Handsomely stark scenes are often reduced to three or four lines of dialogue, including the eureka moment of how Ballard gets involved in the process. A work buddy asks him how many children he’s saved, so Ballard changes his line of work. Mira Sorvino, as Ballard’s wife Katherine, plays a character who is credited at the end as inspiring his whole journey, but we only hear from her a couple of cliche sentences at a time. We at least get to hear more from Bill Camp, playing a confidant for Ballard. Camp has a gutting monologue about being at the heart of darkness of child sexual abuse. He’s also there to say the movie’s title and sets up Ballard to say its catchphrase, which you can now buy as a bumper sticker: “God’s children are not for sale.”
With his blonde hair cutting through the movie’s gray and black palette, Caviezel is a crucial anchor for this hollow character study to be taken as seriously as possible. It’s an intriguing, restrained performance but loses its appeal parallel to how the movie doesn’t develop Ballard beyond being a symbol. A casual YouTube search on the real Ballard shows that he’s a far more outspoken, hyper type than we see here. It suggests a different tone for such a character-focused story, and one wonders why the makers were weary of it.
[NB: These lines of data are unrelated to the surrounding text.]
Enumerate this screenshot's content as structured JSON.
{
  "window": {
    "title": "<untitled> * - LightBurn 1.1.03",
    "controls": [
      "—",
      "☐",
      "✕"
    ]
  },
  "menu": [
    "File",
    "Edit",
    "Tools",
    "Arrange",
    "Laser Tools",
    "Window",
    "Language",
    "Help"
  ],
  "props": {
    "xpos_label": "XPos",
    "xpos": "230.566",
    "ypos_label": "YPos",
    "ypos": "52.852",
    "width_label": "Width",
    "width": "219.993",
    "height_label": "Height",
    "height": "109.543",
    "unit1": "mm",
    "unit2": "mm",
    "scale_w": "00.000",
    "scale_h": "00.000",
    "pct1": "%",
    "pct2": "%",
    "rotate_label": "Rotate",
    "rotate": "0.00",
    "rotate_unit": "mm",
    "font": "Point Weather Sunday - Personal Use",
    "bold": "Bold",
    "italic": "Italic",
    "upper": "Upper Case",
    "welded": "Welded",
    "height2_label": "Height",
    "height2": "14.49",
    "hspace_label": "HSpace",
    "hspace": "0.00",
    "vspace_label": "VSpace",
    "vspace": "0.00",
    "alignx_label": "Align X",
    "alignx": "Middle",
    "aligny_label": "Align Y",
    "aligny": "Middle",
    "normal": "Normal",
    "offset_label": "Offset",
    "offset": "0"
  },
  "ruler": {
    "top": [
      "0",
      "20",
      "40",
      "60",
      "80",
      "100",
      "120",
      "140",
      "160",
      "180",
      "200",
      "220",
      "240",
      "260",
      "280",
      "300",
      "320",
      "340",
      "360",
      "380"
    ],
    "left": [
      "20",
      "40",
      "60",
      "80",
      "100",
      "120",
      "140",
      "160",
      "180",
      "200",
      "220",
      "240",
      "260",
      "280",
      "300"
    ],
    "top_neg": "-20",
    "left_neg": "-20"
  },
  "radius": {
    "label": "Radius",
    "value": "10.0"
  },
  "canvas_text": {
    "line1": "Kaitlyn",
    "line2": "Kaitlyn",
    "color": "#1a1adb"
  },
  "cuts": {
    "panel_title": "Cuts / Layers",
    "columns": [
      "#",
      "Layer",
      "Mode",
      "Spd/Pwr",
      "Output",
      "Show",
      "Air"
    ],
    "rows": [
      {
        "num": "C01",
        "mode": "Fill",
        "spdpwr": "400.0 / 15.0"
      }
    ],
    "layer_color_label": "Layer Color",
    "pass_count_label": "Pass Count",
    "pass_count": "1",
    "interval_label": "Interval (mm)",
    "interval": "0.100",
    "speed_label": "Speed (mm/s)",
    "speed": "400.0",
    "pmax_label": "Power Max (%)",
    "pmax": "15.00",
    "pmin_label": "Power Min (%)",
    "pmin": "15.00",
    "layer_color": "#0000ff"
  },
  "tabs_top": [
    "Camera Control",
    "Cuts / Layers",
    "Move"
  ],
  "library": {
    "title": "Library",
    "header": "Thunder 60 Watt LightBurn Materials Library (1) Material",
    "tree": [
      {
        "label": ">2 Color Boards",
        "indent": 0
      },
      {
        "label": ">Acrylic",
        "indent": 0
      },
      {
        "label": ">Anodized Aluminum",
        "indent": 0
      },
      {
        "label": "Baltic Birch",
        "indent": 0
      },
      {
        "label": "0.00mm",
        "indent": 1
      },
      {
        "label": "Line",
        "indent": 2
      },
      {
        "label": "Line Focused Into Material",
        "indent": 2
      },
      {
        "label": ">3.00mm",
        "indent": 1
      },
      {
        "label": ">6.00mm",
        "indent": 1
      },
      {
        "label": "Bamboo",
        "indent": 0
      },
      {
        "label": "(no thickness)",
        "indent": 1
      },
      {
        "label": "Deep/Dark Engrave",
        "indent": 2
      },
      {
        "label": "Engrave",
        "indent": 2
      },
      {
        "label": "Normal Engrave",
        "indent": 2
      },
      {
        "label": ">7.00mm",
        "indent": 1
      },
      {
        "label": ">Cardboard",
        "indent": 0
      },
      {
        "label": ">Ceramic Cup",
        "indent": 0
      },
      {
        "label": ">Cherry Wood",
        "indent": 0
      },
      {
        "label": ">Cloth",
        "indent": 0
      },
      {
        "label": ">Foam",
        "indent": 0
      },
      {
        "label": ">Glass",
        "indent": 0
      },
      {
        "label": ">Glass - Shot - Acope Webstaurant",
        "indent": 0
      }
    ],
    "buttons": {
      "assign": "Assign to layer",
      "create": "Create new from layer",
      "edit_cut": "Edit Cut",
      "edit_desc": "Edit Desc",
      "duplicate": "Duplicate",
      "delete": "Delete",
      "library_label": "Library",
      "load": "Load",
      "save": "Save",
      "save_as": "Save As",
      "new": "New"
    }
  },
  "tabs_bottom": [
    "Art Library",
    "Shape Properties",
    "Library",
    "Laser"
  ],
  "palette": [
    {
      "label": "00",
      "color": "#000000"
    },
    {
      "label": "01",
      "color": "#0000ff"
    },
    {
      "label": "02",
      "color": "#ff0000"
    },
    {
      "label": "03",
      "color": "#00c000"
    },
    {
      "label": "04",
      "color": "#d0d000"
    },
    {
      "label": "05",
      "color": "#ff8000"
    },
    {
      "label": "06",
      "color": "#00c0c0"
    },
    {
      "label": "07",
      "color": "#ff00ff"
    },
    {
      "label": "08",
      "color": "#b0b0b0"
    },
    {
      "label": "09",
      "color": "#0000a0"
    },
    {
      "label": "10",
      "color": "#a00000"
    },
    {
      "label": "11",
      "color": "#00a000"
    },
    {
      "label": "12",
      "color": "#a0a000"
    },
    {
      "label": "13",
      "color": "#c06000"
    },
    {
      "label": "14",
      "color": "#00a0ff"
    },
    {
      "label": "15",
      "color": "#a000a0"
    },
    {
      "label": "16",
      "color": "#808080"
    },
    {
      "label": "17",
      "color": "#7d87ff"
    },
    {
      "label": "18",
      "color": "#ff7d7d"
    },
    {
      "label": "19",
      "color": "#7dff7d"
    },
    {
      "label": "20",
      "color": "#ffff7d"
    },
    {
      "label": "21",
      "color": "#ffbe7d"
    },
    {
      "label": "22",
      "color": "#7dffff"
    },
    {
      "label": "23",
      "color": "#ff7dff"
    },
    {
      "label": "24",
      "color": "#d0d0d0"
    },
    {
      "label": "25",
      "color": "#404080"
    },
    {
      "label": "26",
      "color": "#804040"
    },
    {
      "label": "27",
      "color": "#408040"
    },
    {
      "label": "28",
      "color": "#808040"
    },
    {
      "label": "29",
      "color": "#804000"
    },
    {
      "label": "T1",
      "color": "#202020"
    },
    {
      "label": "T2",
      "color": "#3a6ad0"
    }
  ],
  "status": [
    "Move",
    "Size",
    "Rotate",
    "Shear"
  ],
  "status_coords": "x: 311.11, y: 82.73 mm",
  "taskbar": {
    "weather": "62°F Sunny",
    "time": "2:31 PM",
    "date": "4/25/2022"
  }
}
“Sound of Freedom” takes place in, and posits to be, a tough conversation piece about the world of child sex trafficking, but it’s hardly any more informational than a horror movie about bogeymen. A few factoids about the pervasiveness of modern slavery are shared in text at the end, and there’s a note about how Ballard’s dedication helped pass legislation that made international cooperation on such stings more possible, but these notes are overshadowed by “Sound of Freedom” yet again being misguided and making the cause about itself. As the end credits play, Jim Caviezel re-appears to say how the makers of “Sound of Freedom” believe this movie could be the “Uncle Tom’s Cabin for 21st-century slavery.” He says that the children shown in the movie are the real heroes but spends most of the time trying to empower you, the people, to spread the word, scan the QR code, and buy more tickets so other people can see this movie and put an end to this horror. But there’s little transparency here about how seeing Monteverde’s film can help stop child sex trafficking, as this movie suggests. The suspiciousness of “Sound of Freedom” is queasy itself.
Now playing in theaters.